Do you have a Jewish cookbook you love?
I only have one, a synagogue cookbook from the 70's out of Baltimore, that I fished out of the "discard" pile in the garage at my folks. The only one my mom ever used was Grossingers and I can't find that one, I think it just fell apart. Now that all the great Bubbe's in my life are gone, I feel like I should every once and a while make some of the old classics, just to keep their memory alive. I'm not crazy about the one cookbook I have. It is OK, but most of the recipes are just "meh." My aunt was the great, great cook and I know she got a lot of her recipes out of the NY Times. I'm debating whether to get that one (NYT Jewish cookbook) or just subscribe to the paper and then I can look up the recipes online. I can make all of my own Bubbe's specialties (except her stuffing cooked in the bird which I have never managed to replicate) but every once and a while I want to cook something different or really special and I don't have much variety in my cookbooks.
Also, what are your Jewish food classics? Mine are:
Chicken soup with either home made noodles or matzoh balls
Chopped chicken livers, although really all kinds of chopped meat or vegetable spreadish salads, like hummus, egg salad, tuna salad, chicken salad, etc.
My bubbe made kishke but I really don't like it. Stuffed things though, like eggplant, peppers, cabbage rolls, etc.
Roast or fried chicken
Rye bread (not just Jewish I know, but growing up in a small town with no Jews, I was one of the few people I knew who ever ate it. That has changed . . . )
Gummy fruit slices
Things with dried fruit like prunes, apricots, dates
Applesauce and apple cake
Oatmeal cookies (not particularly Jewish but one of my Bubbe's specialties)
Noodle and other puddings (kugels)
Coleslaw a million ways
Corned beef, loved by both my Dutch and Polish grandmothers

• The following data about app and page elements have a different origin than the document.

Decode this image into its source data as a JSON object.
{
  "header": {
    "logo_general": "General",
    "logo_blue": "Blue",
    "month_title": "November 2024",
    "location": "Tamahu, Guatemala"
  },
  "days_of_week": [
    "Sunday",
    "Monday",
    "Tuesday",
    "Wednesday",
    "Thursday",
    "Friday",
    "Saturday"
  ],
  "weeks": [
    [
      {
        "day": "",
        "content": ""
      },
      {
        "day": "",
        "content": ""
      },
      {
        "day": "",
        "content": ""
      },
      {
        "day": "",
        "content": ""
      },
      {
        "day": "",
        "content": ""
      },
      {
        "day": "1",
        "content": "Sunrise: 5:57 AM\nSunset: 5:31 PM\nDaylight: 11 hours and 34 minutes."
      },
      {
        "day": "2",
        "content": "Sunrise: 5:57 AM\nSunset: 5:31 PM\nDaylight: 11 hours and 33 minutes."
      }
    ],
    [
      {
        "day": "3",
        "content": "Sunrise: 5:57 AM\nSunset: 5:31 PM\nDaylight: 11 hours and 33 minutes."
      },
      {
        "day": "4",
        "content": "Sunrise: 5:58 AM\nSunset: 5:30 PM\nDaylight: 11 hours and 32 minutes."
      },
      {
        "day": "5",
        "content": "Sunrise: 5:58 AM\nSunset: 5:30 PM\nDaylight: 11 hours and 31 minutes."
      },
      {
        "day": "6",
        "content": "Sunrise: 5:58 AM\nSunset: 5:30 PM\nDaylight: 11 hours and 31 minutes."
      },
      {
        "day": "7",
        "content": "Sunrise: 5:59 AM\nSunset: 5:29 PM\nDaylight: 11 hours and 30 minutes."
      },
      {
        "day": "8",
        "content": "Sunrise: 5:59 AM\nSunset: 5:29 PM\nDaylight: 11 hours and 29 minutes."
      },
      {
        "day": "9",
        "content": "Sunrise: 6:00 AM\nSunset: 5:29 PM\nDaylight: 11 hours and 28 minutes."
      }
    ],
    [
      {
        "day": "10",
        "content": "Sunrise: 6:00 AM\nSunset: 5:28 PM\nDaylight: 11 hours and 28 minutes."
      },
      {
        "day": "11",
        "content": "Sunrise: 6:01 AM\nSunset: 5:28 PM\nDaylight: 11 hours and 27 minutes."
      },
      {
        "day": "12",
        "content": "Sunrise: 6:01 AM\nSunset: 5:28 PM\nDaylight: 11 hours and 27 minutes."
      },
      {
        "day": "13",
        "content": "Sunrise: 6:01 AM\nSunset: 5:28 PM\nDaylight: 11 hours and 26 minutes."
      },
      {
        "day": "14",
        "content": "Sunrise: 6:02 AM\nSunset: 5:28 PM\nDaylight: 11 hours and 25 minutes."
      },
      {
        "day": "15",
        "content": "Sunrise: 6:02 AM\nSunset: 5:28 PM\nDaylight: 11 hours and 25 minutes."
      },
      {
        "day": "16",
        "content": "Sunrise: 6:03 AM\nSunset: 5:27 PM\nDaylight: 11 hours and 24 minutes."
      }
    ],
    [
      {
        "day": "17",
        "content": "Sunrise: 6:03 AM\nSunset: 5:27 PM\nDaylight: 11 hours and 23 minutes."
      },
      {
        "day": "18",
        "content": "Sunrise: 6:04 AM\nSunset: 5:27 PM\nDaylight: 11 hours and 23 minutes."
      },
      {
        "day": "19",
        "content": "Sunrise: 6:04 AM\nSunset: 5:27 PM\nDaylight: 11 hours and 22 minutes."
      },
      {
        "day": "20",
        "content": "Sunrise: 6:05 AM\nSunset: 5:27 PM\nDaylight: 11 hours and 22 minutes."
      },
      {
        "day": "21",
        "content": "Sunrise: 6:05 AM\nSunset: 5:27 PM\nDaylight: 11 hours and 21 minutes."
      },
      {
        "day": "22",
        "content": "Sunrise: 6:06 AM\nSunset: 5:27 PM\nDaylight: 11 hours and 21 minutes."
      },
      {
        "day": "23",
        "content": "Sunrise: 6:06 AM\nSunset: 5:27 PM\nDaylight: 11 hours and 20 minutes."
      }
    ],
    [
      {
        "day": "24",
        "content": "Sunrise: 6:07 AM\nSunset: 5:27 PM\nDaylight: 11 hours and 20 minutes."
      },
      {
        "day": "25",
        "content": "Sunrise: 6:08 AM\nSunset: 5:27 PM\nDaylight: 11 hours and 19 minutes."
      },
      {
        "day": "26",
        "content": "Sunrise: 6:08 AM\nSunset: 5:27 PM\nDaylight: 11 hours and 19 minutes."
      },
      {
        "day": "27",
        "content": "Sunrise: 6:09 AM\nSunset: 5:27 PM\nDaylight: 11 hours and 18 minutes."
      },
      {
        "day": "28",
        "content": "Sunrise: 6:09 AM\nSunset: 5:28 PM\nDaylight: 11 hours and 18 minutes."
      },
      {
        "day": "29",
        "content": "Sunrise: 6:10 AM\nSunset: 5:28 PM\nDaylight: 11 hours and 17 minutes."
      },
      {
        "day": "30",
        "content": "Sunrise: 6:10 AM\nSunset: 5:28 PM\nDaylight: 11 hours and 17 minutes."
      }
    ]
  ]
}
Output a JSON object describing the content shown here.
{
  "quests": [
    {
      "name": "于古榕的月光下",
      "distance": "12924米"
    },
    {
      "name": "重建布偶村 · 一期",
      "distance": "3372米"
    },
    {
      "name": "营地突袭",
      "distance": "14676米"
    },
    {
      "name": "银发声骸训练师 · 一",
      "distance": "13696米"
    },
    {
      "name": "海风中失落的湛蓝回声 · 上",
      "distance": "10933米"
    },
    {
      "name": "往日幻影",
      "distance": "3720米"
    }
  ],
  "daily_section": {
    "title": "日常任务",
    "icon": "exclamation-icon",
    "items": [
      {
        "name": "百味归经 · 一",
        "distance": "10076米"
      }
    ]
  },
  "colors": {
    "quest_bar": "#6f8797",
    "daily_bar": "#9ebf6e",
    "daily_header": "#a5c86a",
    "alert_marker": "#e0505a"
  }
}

Herrings salads, which I don't like, and smoked salmon, which I do.
Ditto gefilte fish. Yuck for half of my family, ah yum for the other. I'm in the yuck camp.
Edited to add rugelach, although no one I know makes it at home, so I've only ever had good rugelach when I lived near a good bakery that made it. So rarely. I've had a lot of mediocre rugelah though.
I know their are fancier Jewish dishes but my grandmother was just a basic cook. My aunt made some fabulous kugels, and her blintzes were to die for.